Today, higher education classrooms often revolve around the use of technology. However, with mobile and ed tech evolving at such a rapid pace, how do schools know what to plan for? How do colleges and universities adjust and grow their strategies to offer their students and faculty the technology they want and need?
Each year, the New Media Consortium (NMC) releases the Horizon Reports—something that lays out its vision for the future based on input from experts in the field. The reports cover libraries, museums, primary education and higher education.
How it Works
The Higher Ed Edition of the Horizon Report identifies six developing trends in educational technology. A panel of experts uses an intricate process that involves study, discussion and voting. According to the NMC Horizon Project, educational technology is, “tools and resources that are used to improve teaching, learning and creative inquiry”.
56 technology experts gather together from 17 countries to vote to narrow down the field of cited topics, and produce a timeline for when they believe the six key technologies will start to have an actual impact. The experts believe these developing trends will play a significant role in technology planning on campuses over the next five years.
The reports are meant to delve deeper into topics many people in the educational field may already be aware of, and help higher education institutions look at what they can plan for, and when to be ready to support these specific trends.
The 2015 Horizon Report: Educational Technology
The report, which was released in February, gives specific details and sources on what’s developing in technology in terms of the higher education environment. Some of the most pertinent information in the report included:
- Bring Your Own Device (BYOD) – 1 year or less: BYOD policies established in the corporate environment have created the blue-prints that both colleges and universities can replicate. This will allow the continued growth to support BYOD policies on our campuses for years to come.
- Flipped Classrooms – 1 year or less: Flipped learning has started to gain a lot of traction in K-12 education and now in Higher Education as well. The main benefit for implementing this new learning methodology is to allow large general level or “101” courses to offer its students an increased opportunity to collaborate and interact with their peers by adjusting traditional class times.
- Makerspaces – 2 to 3 years: Relatively new as a growing trend, makerspaces are steadily growing in popularity, allowing both the faculty and students to take advantage of a community environment where they can collaborate.
- Wearable Technology – 2 to 3 years: With the recent release of the Apple Watch it’s no surprise that wearable technology is one of the fastest growing and most visible trends in today’s campus environment. This kind of technology speaks directly to the “college-aged” demographic and as such will continue to see more and more demand.
- Adaptive Learning Techniques – 4 to 5 years: One of the most unique and potentially biggest “game-changers” has been the growth of adaptive learning. New analytics and methods to better track and tailor the education experience has helped pave the way for adaptive learning, allowing students customized instruction through greater access to digital/on-line course materials.
- The Internet of Things – 4 to 5 years: Everything seems to be connected these days and there seems to be no signs of slowing down. The internet of things or IoT is a world-wide industry that offers the largest most unknown potential at this point.
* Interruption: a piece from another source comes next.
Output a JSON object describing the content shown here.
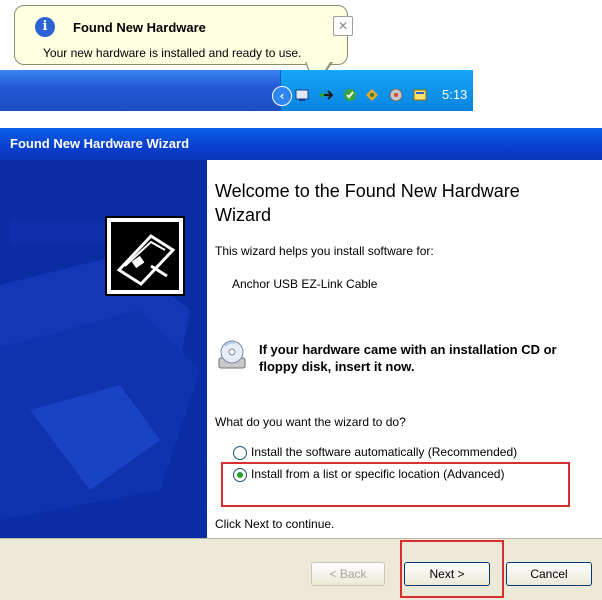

Combining mobile, with software and new creative ways to use enhance our lives, colleges and universities will soon have the ability to empower their students with a learning experience that is unlike anything today.
You can read the Educational Technology for Higher Education segment in full, on pages 34-50, here.
Keeping your Campus on Course with Technology Trends
Higher Ed institution’s goals should be to explore these trends to decide which fit into their current technology strategies and future plans. Readying a campus for what’s to come is far easier than dealing with the issues that arise if you’re not prepared.
To properly implement any of these above mentioned trends your school must have a foundation that has the ability to adapt and grow with you. Your wireless infrastructure should support your goals and help you to be successful, not be a constant source of frustration. This is why campus-wide accessibility and connectivity will always require constant planning to get it right.